#### What to do:
Track down every line below that holds "Perfil" and copy it.

===== Data shown

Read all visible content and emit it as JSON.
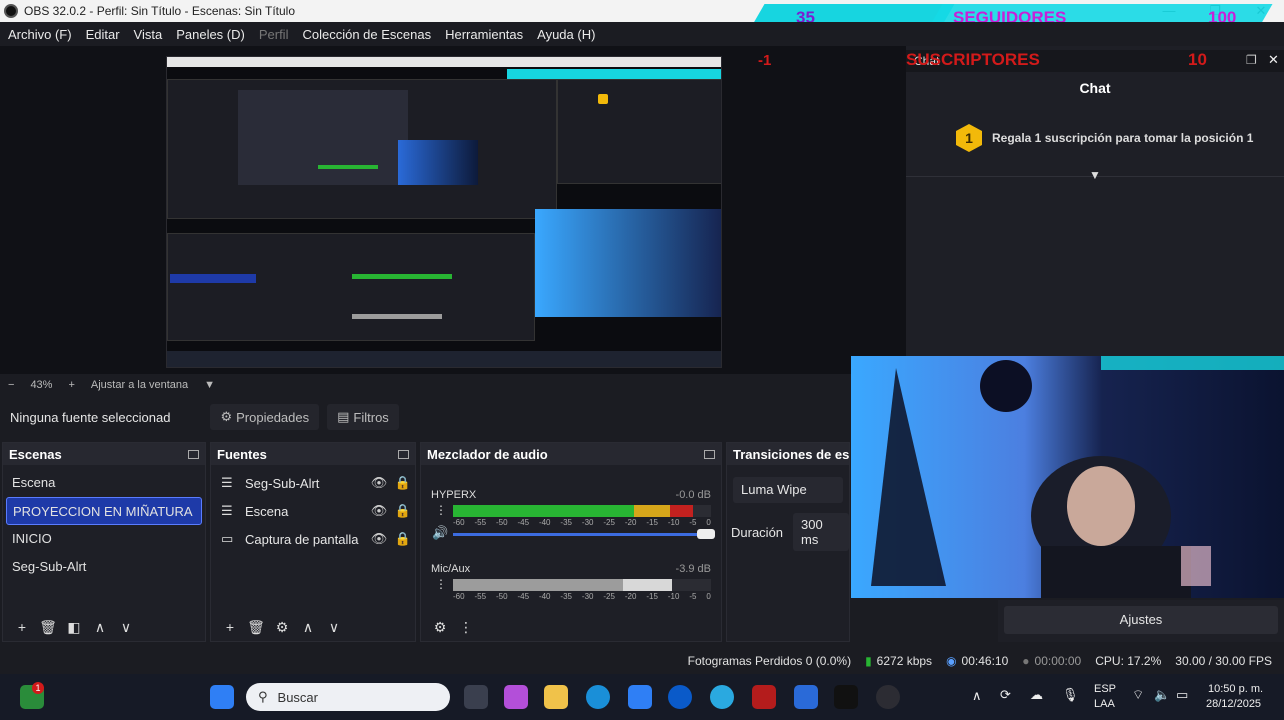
{
  "window": {
    "title": "OBS 32.0.2 - Perfil: Sin Título - Escenas: Sin Título",
    "minimize": "—",
    "maximize": "❐",
    "close": "✕"
  },
  "overlay": {
    "followers_count": "35",
    "followers_label": "SEGUIDORES",
    "followers_goal": "100",
    "subs_count": "-1",
    "subs_label": "SUSCRIPTORES",
    "subs_goal": "10"
  },
  "menu": {
    "archivo": "Archivo (F)",
    "editar": "Editar",
    "vista": "Vista",
    "paneles": "Paneles (D)",
    "perfil": "Perfil",
    "coleccion": "Colección de Escenas",
    "herramientas": "Herramientas",
    "ayuda": "Ayuda (H)"
  },
  "chat": {
    "dock_title": "Chat",
    "title": "Chat",
    "badge": "1",
    "message": "Regala 1 suscripción para tomar la posición 1"
  },
  "zoom": {
    "minus": "−",
    "level": "43%",
    "plus": "+",
    "fit": "Ajustar a la ventana"
  },
  "source_bar": {
    "no_source": "Ninguna fuente seleccionad",
    "properties": "Propiedades",
    "filters": "Filtros"
  },
  "scenes": {
    "title": "Escenas",
    "items": [
      "Escena",
      "PROYECCION EN MIÑATURA",
      "INICIO",
      "Seg-Sub-Alrt"
    ]
  },
  "sources": {
    "title": "Fuentes",
    "items": [
      "Seg-Sub-Alrt",
      "Escena",
      "Captura de pantalla"
    ]
  },
  "mixer": {
    "title": "Mezclador de audio",
    "channels": [
      {
        "name": "HYPERX",
        "db": "-0.0 dB",
        "level": 0.93
      },
      {
        "name": "Mic/Aux",
        "db": "-3.9 dB",
        "level": 0.85
      }
    ],
    "scale": [
      "-60",
      "-55",
      "-50",
      "-45",
      "-40",
      "-35",
      "-30",
      "-25",
      "-20",
      "-15",
      "-10",
      "-5",
      "0"
    ]
  },
  "transitions": {
    "title": "Transiciones de esc",
    "selected": "Luma Wipe",
    "duration_label": "Duración",
    "duration_value": "300 ms"
  },
  "controls": {
    "settings": "Ajustes"
  },
  "status": {
    "dropped": "Fotogramas Perdidos 0 (0.0%)",
    "bitrate": "6272 kbps",
    "live_time": "00:46:10",
    "rec_time": "00:00:00",
    "cpu": "CPU: 17.2%",
    "fps": "30.00 / 30.00 FPS"
  },
  "taskbar": {
    "search_placeholder": "Buscar",
    "notification_count": "1",
    "lang_top": "ESP",
    "lang_bottom": "LAA",
    "time": "10:50 p. m.",
    "date": "28/12/2025"
  },
  "colors": {
    "accent_blue": "#1e3aa8",
    "overlay_cyan": "#17d5e0",
    "overlay_magenta": "#c81fd8",
    "overlay_red": "#d21a1a"
  }
}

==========

#### Output of the exercise:
    "title": "OBS 32.0.2 - Perfil: Sin Título - Escenas: Sin Título",
    "perfil": "Perfil",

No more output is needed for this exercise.